Terri and tz - We were on a farm that runs one of its fields as a campsite with toilets, showers and dishwashing facilities provided. I think even we would have thought twice about having to wash in a lake! Camping is in the rise again over here - with the increasing price and inconveniece of air travel more and more are staying in England and camping has taken a big boost. For example, when we booked our spot around Easter we were told that we would probably be more or less alone as most people came at the weekends. There were around 10 other families there in the end! That is a big increase for one small site.

James said...

Glad the rain was not every day John I thought of you lots of times last week when it was thunder and lightning and lashing down.

Chief Rock Chef said...

James - the days were amazingly dry, I think we got very lucky. We saw lots of very nasty clouds going past on either side, but only got the odd shower. We only saw one flash of lightning - I am not sure that we would have enjoyed a thunder storm in our teepee!

Ali said...

I'm so happy you're a "real" camper like we are! You know, in tents and stuff...and snacking on garlic sausage, lol, that's a true camping staple.
Glad you had a good time - Happy Belated Birthday, and I missed you!

Chief Rock Chef said...

Ali - Thanks - we had to do it properly, my wife wanted the kids to experience it like that, not too many creature comforts - except for the Nintendo DSs of course...

jenelle said...

Glad that your trip was a success and welcome back.

Teresa said...

Those pictures were great! Loved the cows and tho rooster that crowed at 5am!! Ugh...we'd been having grilled chicken after day #2!! Ha!

I love laying in a tent and watching the rain hit it...a good tent that is...one that doens't leak! I'm glad yours didn't leak!

And those countryside pictures were awesome! I want to camp in England now!

We always used to 'tent camp' but then after adding babies, we upgraded to a Pop-Up camper. It was too much to do with wee little ones. I love it though!

Glad you had a good time, are hooked but now are back with us...where you belong! LOL...just kidding...you belong with your family but I am glad we get to borrow you most days!
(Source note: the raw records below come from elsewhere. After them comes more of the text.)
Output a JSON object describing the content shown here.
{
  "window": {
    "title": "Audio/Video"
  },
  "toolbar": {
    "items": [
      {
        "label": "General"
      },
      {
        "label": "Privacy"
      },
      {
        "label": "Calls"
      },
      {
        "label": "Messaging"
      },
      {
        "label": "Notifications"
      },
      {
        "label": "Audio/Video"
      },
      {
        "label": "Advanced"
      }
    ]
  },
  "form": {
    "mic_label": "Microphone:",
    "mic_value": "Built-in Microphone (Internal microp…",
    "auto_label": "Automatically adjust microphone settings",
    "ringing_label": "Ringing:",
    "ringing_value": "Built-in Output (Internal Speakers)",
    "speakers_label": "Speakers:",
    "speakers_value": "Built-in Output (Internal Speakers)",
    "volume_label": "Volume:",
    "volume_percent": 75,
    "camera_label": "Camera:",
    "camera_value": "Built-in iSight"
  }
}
LOL!

Chief Rock Chef said...

Teresa - I had never thought of myself as being on loan before!

Um Naief said...

aaaahhhh, i'm in love w/ english countrysides!!! how i'd love to live close to these... they look just divine! :)

i'd say you had a really good camping experience. and cooking of charcoal is soooo much better than gas! everything tastes better, i think. my hubby got a new grill this past year and loves cooking on it and has actually gotten quite good at it. it's way tooooo hot to grill out now, but i've wanted to many a day.

love the photos and your daughter is right, custard did look cold!

so glad you guys had a good time. wish we could get some of that glorious rain! i'm so sick of this hot weather!!

kenady said...

It sounds like you and yours had an amazing time! Camping wouldn't be any fun if the weather cooperated:) Glad you are back, safe and sound! Oh, and your photos are great! Thanks for sharing.